To further enhance the magic of the new work, Wheeldon and his team will also utilize the skills of puppeteer Basil Twist, who has worked on the Harry Potter movies, among many other stage productions and puppet shows. Twist’s role in the production is shrouded in secrecy. When asked what his main projects will be in the new production, he quickly says, “Chris doesn’t want me to say exactly what I’m doing, so I don’t want to spill the beans. I’m a puppeteer but I work in an expanded definition of puppetry which has sort of sense of animation and bringing things to life. It’s more a question of a low tech stagecraft, magic and illusion. So I fit between lots of different departments. I’m kind of like the sprinkles on top. I work with projections. I work with the lights, I work with the costumes, props.

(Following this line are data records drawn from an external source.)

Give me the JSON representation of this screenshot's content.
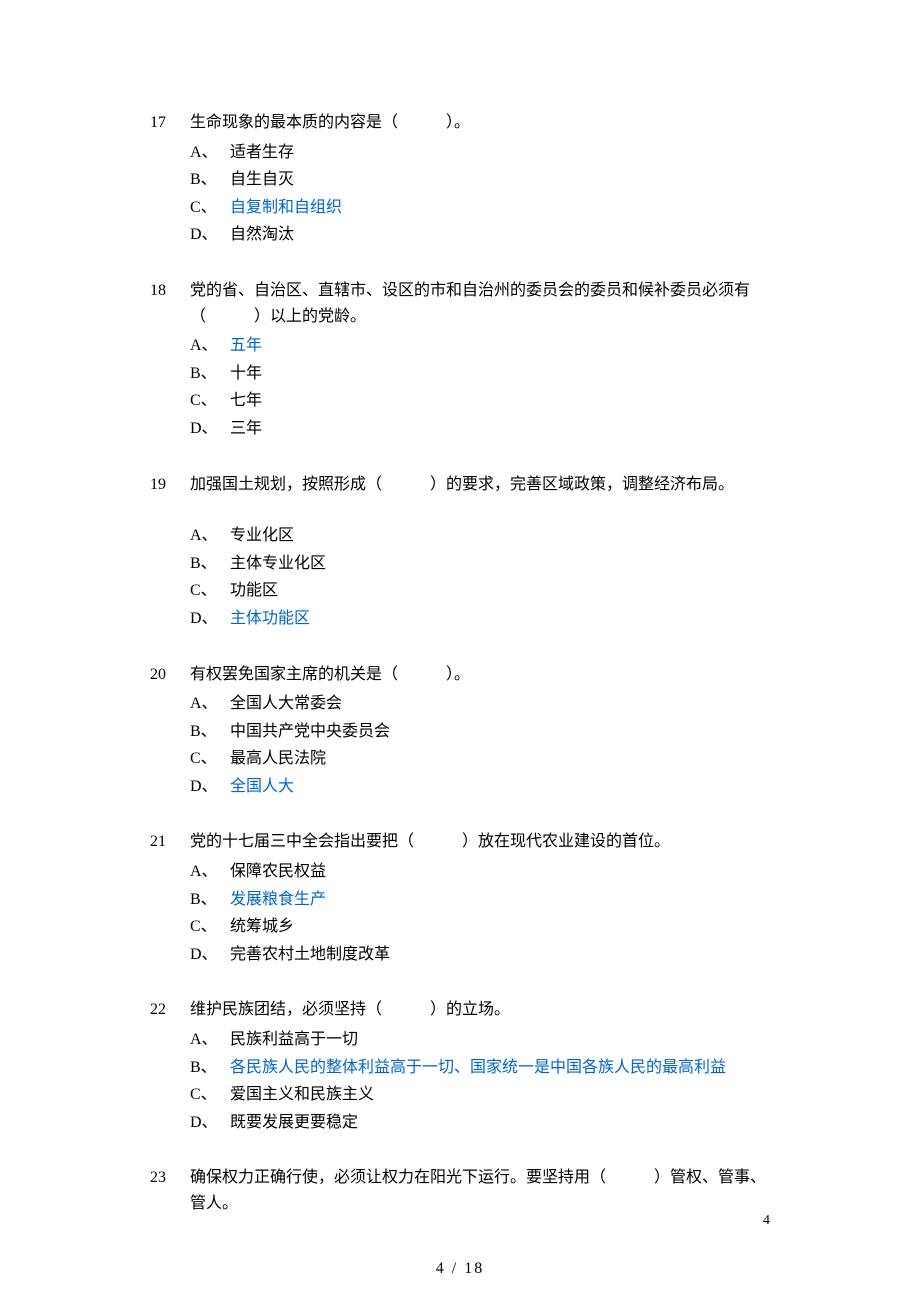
{
  "questions": [
    {
      "number": "17",
      "stem": "生命现象的最本质的内容是（　　　）。",
      "options": [
        {
          "letter": "A、",
          "text": "适者生存",
          "highlighted": false
        },
        {
          "letter": "B、",
          "text": "自生自灭",
          "highlighted": false
        },
        {
          "letter": "C、",
          "text": "自复制和自组织",
          "highlighted": true
        },
        {
          "letter": "D、",
          "text": "自然淘汰",
          "highlighted": false
        }
      ]
    },
    {
      "number": "18",
      "stem": "党的省、自治区、直辖市、设区的市和自治州的委员会的委员和候补委员必须有（　　　）以上的党龄。",
      "options": [
        {
          "letter": "A、",
          "text": "五年",
          "highlighted": true
        },
        {
          "letter": "B、",
          "text": "十年",
          "highlighted": false
        },
        {
          "letter": "C、",
          "text": "七年",
          "highlighted": false
        },
        {
          "letter": "D、",
          "text": "三年",
          "highlighted": false
        }
      ]
    },
    {
      "number": "19",
      "stem": "加强国土规划，按照形成（　　　）的要求，完善区域政策，调整经济布局。",
      "options": [
        {
          "letter": "A、",
          "text": "专业化区",
          "highlighted": false
        },
        {
          "letter": "B、",
          "text": "主体专业化区",
          "highlighted": false
        },
        {
          "letter": "C、",
          "text": "功能区",
          "highlighted": false
        },
        {
          "letter": "D、",
          "text": "主体功能区",
          "highlighted": true
        }
      ]
    },
    {
      "number": "20",
      "stem": "有权罢免国家主席的机关是（　　　）。",
      "options": [
        {
          "letter": "A、",
          "text": "全国人大常委会",
          "highlighted": false
        },
        {
          "letter": "B、",
          "text": "中国共产党中央委员会",
          "highlighted": false
        },
        {
          "letter": "C、",
          "text": "最高人民法院",
          "highlighted": false
        },
        {
          "letter": "D、",
          "text": "全国人大",
          "highlighted": true
        }
      ]
    },
    {
      "number": "21",
      "stem": "党的十七届三中全会指出要把（　　　）放在现代农业建设的首位。",
      "options": [
        {
          "letter": "A、",
          "text": "保障农民权益",
          "highlighted": false
        },
        {
          "letter": "B、",
          "text": "发展粮食生产",
          "highlighted": true
        },
        {
          "letter": "C、",
          "text": "统筹城乡",
          "highlighted": false
        },
        {
          "letter": "D、",
          "text": "完善农村土地制度改革",
          "highlighted": false
        }
      ]
    },
    {
      "number": "22",
      "stem": "维护民族团结，必须坚持（　　　）的立场。",
      "options": [
        {
          "letter": "A、",
          "text": "民族利益高于一切",
          "highlighted": false
        },
        {
          "letter": "B、",
          "text": "各民族人民的整体利益高于一切、国家统一是中国各族人民的最高利益",
          "highlighted": true
        },
        {
          "letter": "C、",
          "text": "爱国主义和民族主义",
          "highlighted": false
        },
        {
          "letter": "D、",
          "text": "既要发展更要稳定",
          "highlighted": false
        }
      ]
    },
    {
      "number": "23",
      "stem": "确保权力正确行使，必须让权力在阳光下运行。要坚持用（　　　）管权、管事、管人。",
      "options": []
    }
  ],
  "corner_page_number": "4",
  "footer_page": "4  /  18",
  "q19_extra_spacing": true
}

I get to work in the rehearsal room with the dancers, so I’m kind of all over.” Of the scenic enchantment he will create for the production Twist says, “(The Nutcracker) was a really powerful childhood experience of stagecraft for me, of seeing the tree grow and seeing the magic that happens on stage.” Audiences can anticipate Twist’s particular brand of magic peppered throughout the new production.

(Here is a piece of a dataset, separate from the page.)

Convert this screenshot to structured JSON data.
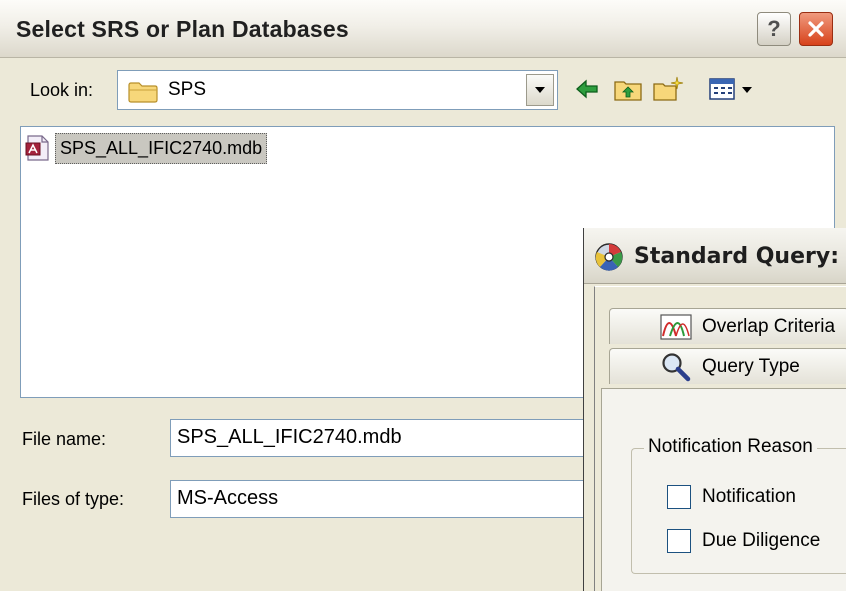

The full artistic team joining Wheeldon on this journey includes Tony Award-nominated set and costume designer Julian Crouch, Caldecott Medal Award-winning author Brian Selznick, Obie and Drama Desk Award-winning puppeteer Basil Twist, five-time Tony Award-winning lighting designer Natasha Katz, and Tony Award-winning projection designer Ben Pearcy.
Ashley Wheater elaborates in an announcement about the dynamic new creative team: "The Nutcracker has remained very close to my heart ever since I danced in the world premiere of Robert Joffrey's production in 1987. I have danced in many Nutcrackers through the years and understand the power of a good story, well told. We tell stories in a different way today. Dancers’ training and skills are a hybrid of classical technique and contemporary, athletic movement. We benefit from innovative theater technologies. We live in a diverse and rapidly changing world. Our storytelling must recognize these changes.” Underscoring these changes to dramatic effect, and creating a strong sense of anticipation for the new work, The Joffrey team brought “snow” falling on a group of gathered writers, dancers and students on the Auditorium Theater Stage at the production announcement in April. As the Chicago Philharmonic played the crowd off of the grand stage, snow from the production gently wafted onto the stage as a whimsical reminder that we’re in for a grand treat come December.